Perhaps the most appropriate place to use emojis in business communication is on social media. Emojis are an integral part of social media culture, and using them in your posts can help you connect with your audience.
Adding an emoji to your website content can help to break up the text and make your page more visually appealing. If you’re unsure where to place your emoji, try adding one to your headline. Blog posts are also a great place to use emojis.
Finally, you can also use emojis in your advertising. Emojis can help catch people’s attention and make your ad memorable. You can use them in online and offline advertising, such as billboards, TV commercials, and print ads.
Get creative with emoji use in advertisements. They should be relevant to your audience but ideally also related to your offering. For example, if your SaaS product introduces an in-app messaging function or your business upgrades an inter-personal touchpoint for customers, like customer service wait times, these might be great opportunities to leverage emojis in your ad copy.
6 Tips for Using Emojis in Business Content
Now that we’ve covered when and how to use emojis in business communication let’s take a look at some tips for using them appropriately.
1. Use emojis sparingly
While emojis can be a great way to add personality to your communication, it’s important not to overdo it. Using too many emojis can make your correspondence overwhelming and challenging to read. A general rule of thumb is to use no more than two emojis per message.
Of course, there will be exceptions to this rule. If you’re sending a social media post or email blast, you might use more emojis to grab attention.
2. Stick to classic emojis
There are thousands of emojis to choose from, but not all of them are appropriate for business communication. When in doubt, stick to classic emojis, such as the smiling face, heart, and thumbs up. These emojis are generally recognized and less likely to be misinterpreted.
Apple has also released more diverse customizations of emojis, including varying skin tones, hair styles, and even some gender neutral variations. These have been a great improvement to inclusivity in visual expression online. However, unless your brand and messaging targets a specific group, it might be best to stick to the classic emojis to avoid excluding members of your audience.
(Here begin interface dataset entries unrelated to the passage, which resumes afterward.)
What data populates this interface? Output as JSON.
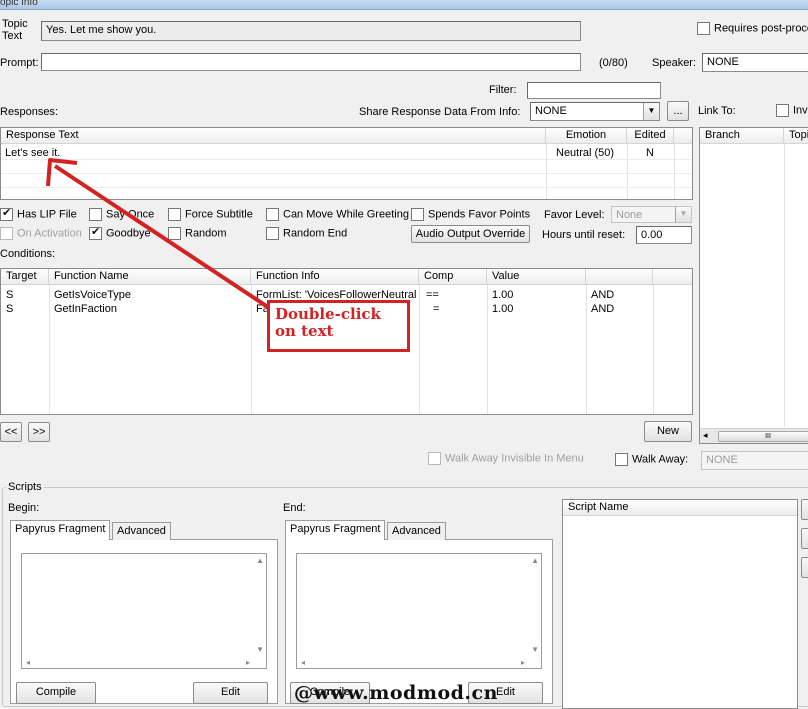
{
  "window": {
    "title": "opic Info"
  },
  "topic": {
    "label": "Topic\nText",
    "value": "Yes. Let me show you.",
    "requires_post_process": "Requires post-proce"
  },
  "prompt": {
    "label": "Prompt:",
    "value": "",
    "counter": "(0/80)",
    "speaker_label": "Speaker:",
    "speaker_value": "NONE"
  },
  "filter": {
    "label": "Filter:",
    "value": ""
  },
  "responses": {
    "label": "Responses:",
    "share_label": "Share Response Data From Info:",
    "share_value": "NONE",
    "ellipsis": "...",
    "columns": [
      "Response Text",
      "Emotion",
      "Edited"
    ],
    "rows": [
      {
        "text": "Let's see it.",
        "emotion": "Neutral (50)",
        "edited": "N"
      }
    ]
  },
  "link_to": {
    "label": "Link To:",
    "inv": "Inv",
    "columns": [
      "Branch",
      "Topi"
    ]
  },
  "options": {
    "has_lip_file": "Has LIP File",
    "say_once": "Say Once",
    "force_subtitle": "Force Subtitle",
    "can_move_while_greeting": "Can Move While Greeting",
    "spends_favor_points": "Spends Favor Points",
    "favor_level_label": "Favor Level:",
    "favor_level_value": "None",
    "on_activation": "On Activation",
    "goodbye": "Goodbye",
    "random": "Random",
    "random_end": "Random End",
    "audio_output_override": "Audio Output Override",
    "hours_until_reset_label": "Hours until reset:",
    "hours_until_reset_value": "0.00"
  },
  "conditions": {
    "label": "Conditions:",
    "columns": [
      "Target",
      "Function Name",
      "Function Info",
      "Comp",
      "Value",
      ""
    ],
    "rows": [
      {
        "target": "S",
        "function": "GetIsVoiceType",
        "info": "FormList: 'VoicesFollowerNeutral'",
        "comp": "==",
        "value": "1.00",
        "logic": "AND"
      },
      {
        "target": "S",
        "function": "GetInFaction",
        "info": "Faction: ...",
        "comp": "=",
        "value": "1.00",
        "logic": "AND"
      }
    ],
    "prev": "<<",
    "next": ">>",
    "new": "New"
  },
  "walk_away": {
    "invisible_label": "Walk Away Invisible In Menu",
    "label": "Walk Away:",
    "value": "NONE"
  },
  "scripts": {
    "label": "Scripts",
    "begin_label": "Begin:",
    "end_label": "End:",
    "tab_fragment": "Papyrus Fragment",
    "tab_advanced": "Advanced",
    "compile": "Compile",
    "edit": "Edit",
    "script_name_header": "Script Name"
  },
  "annotation": {
    "text": "Double-click on text",
    "color": "#d42222"
  },
  "watermark": {
    "text": "@www.modmod.cn"
  }
}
3. Avoid emojis with multiple meanings
Some emojis, such as the winking face, can have multiple meanings. In business communication, it’s important to avoid emojis with numerous meanings so your intent isn’t misinterpreted. This will help to avoid embarrassing or otherwise awkward outcomes from misunderstandings.
4. Use emojis that match your brand’s tone
The tone of your communication should match your brand identity. A playful, bubbly B2C brand might use more emojis than a more serious, premium B2B brand. When choosing emojis, make sure that they fit with your brand’s tone.
5. Test your emojis before you send them
Before you hit “send,” you might test your emojis to ensure they appear correctly on all devices. Many email marketing and CMS platforms offer built-in A/B testing functionality. This can help you better understand your specific audience’s reaction to emoji use.
You’ll also want to test how they render across email providers and web browsers. Emojis can look different depending on your device, or they may not appear at all. Test different devices, platforms, and browsers to ensure your emojis are visible to everyone.
6. Outsource your content writing
If you still feel out of your element writing copy or using emoji in your content, or you just don’t have the time to write your own copy, consider outsourcing your content needs to a partner like Draft. We can help you create high-quality blog posts, website content, emails, and more. Our writers know how to use emojis appropriately, so you can be sure that your communication will be on point.
From marketing and social media to SEO and sales, Draft helps thousands of brands with their content needs across different formats, channels, and surfaces.
Emojis can be a great way to add personality to your business communication. However, there are right and wrong ways to use them. Following the tips above will help you use emojis appropriately in your business correspondence. 👋😃